Today’s young people will encounter never-before-seen challenges in the years that lay ahead.
Challenges of a magnitude that Americans have not had to deal with since World War II.
The coronavirus has impacted every segment of the population during the past year, but our youth and young adults have been paying a particularly steep price.
Not in lost lives like their elders, but in lost opportunities and experiences that in the past were readily available to most young people crossing over into adulthood.
Today’s youth have missed out on school proms, graduation ceremonies, sporting events, precious time with their grandparents and distant loved ones, along with sacrificing to varying degrees the advantages and rewards of traditional in-person schooling.
They’ve have had to adapt, adjust and make do, while holding out hope that a return to some degree of our former normalcy could be near.
One positive by-product of these times is that these same young people are learning some valuable lessons not taught in the classroom.
What they are learning the hard way is that their futures rest almost solely in their hands.
Like the youth of the Great Depression and World War II, these young people will be required to step up and meet the future head on.
Therein lies the unique potential for a group of young people for whom the proverbial rug was pulled out from under them.
They will be the generation responsible for cleaning up a mess that was not of their making. They will have no recourse but to work together and with others to solve the really big problems coming down the pike.
Sooner than we realize, older Americans will become increasingly reliant on these young people to lead us out of the abyss and into a future that still offers hope, health and opportunities for our grandchildren and theirs.
It’s reasonable to acknowledge that the so-called “boomers” have essentially skated through very good times since the end of World War II.
We’ve been the beneficiaries of freedoms and rights earned and paid for by previous generations. Freedoms and rights which we have essentially inherited.
While being uniquely blessed and fortunate, some of us have lost our way; becoming increasingly self-oriented and focused more on today than tomorrow.
Today’s young people will not be so fortunate.
They will be left to deal with the myriad “real” problems that lay ahead. The kinds of problems we can’t imagine now, let alone know how to fix them.
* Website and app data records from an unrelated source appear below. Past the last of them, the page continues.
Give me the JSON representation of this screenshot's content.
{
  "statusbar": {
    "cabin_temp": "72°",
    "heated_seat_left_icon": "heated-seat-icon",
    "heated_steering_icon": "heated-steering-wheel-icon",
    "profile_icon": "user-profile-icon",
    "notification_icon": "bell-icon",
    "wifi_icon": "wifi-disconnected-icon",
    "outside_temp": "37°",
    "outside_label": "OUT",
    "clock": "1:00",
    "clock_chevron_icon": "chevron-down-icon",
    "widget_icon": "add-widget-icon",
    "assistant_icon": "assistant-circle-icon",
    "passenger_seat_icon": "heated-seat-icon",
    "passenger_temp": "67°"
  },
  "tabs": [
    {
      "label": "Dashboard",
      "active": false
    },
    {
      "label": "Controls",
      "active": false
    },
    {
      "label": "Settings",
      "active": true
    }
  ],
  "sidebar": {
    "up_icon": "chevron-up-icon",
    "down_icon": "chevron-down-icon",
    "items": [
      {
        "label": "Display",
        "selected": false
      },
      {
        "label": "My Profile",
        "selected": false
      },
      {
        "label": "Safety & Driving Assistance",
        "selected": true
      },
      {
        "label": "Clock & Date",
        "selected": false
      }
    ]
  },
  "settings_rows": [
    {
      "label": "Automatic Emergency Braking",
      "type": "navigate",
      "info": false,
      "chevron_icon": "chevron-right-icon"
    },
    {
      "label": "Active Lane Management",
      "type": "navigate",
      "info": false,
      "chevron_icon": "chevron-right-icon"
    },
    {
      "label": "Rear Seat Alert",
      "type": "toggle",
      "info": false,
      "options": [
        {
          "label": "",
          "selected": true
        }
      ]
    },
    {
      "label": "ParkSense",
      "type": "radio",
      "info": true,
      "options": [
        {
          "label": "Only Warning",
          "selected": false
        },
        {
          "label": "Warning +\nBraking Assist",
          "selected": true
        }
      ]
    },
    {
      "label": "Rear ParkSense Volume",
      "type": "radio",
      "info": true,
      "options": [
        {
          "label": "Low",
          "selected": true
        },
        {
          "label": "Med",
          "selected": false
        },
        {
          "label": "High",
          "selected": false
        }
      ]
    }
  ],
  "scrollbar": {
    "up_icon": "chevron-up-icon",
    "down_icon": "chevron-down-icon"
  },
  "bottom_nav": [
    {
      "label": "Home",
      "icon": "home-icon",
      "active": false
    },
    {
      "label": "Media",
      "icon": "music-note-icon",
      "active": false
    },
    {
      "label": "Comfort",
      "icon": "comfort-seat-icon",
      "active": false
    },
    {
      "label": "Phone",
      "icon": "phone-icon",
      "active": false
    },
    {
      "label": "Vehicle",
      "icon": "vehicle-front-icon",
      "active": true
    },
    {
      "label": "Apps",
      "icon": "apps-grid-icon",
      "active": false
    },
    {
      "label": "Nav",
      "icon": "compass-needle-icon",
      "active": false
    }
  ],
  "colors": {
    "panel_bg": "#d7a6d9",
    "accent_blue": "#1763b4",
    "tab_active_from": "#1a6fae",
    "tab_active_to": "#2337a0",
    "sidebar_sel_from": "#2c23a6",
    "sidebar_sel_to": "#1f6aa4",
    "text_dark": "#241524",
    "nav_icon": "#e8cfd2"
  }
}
Problems that many of us choose to avoid now and leave behind for others to resolve later. Not the least of which is the salvation of planet Earth, whose uniqueness in the galaxies becomes ever more obvious.
While many of us concern ourselves with the daily stock reports, our IRAs and accumulated wealth, millions of others struggle to make ends meet.
Some of us have forgotten our fragility and humility, and in the process have forsaken our responsibilities to future generations.
Unfortunately, it will be today’s young people who inherit the cost of our selfish ways.
Contact Tom at firstname.lastname@example.org.